A woman he doesn’t know names Dek Elstrom executor of her will.
Dek’s life has taken a dismal turn. He’s recently divorced, and his investigating career has tanked. Broke and dispirited, he expects little change in his luck when lawyer Aggert telephones him to inform him that the late Louise Thomas has made him her executor. “How much would that cost me?” asks Dek, an indication of how far south of optimism he’s drifted. On learning of a $700 executor’s fee, he swiftly agrees to meet with the attorney. But he’s puzzled by the fact that the name Louise Thomas means nothing to him. It’s a mystery that deepens, unsettlingly, when he discovers that she was murdered during a break-in. Then, on her desk, he finds the hard-used, dilapidated relic of a manual typewriter that shifts his perspective forcefully. A long time ago Dek loved and lost a girl who owned the clone of that ancient machine. Could it possibly be the same one? If it is, Dek knows he has more than a straightforward, albeit perplexing, mystery to solve. He has a mission.
The prose is polished, the plotting deft and dotted with sneaky surprises.
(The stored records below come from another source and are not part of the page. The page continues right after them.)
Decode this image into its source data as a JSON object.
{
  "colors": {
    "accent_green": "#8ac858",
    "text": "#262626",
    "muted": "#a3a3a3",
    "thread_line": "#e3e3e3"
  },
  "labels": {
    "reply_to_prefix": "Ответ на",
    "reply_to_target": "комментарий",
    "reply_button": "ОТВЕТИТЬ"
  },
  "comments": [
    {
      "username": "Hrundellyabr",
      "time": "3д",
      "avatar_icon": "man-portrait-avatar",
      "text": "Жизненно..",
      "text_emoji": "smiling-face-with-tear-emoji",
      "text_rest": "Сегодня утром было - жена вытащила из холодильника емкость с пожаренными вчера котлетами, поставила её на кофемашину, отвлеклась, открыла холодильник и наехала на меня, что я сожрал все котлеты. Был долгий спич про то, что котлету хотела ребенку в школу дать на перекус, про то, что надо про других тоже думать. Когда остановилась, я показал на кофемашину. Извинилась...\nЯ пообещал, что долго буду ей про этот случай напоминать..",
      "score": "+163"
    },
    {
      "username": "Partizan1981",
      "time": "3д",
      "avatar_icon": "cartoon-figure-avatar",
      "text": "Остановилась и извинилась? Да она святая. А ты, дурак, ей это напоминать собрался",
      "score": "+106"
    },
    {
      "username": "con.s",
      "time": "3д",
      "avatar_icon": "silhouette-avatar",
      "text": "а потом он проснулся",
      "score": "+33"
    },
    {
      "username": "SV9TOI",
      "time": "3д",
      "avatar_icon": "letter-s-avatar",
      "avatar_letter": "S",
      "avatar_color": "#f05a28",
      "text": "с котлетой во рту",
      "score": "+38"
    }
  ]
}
And Dek, likable in his debut (A Safe Place for Dying, 2006), is even more engaging here.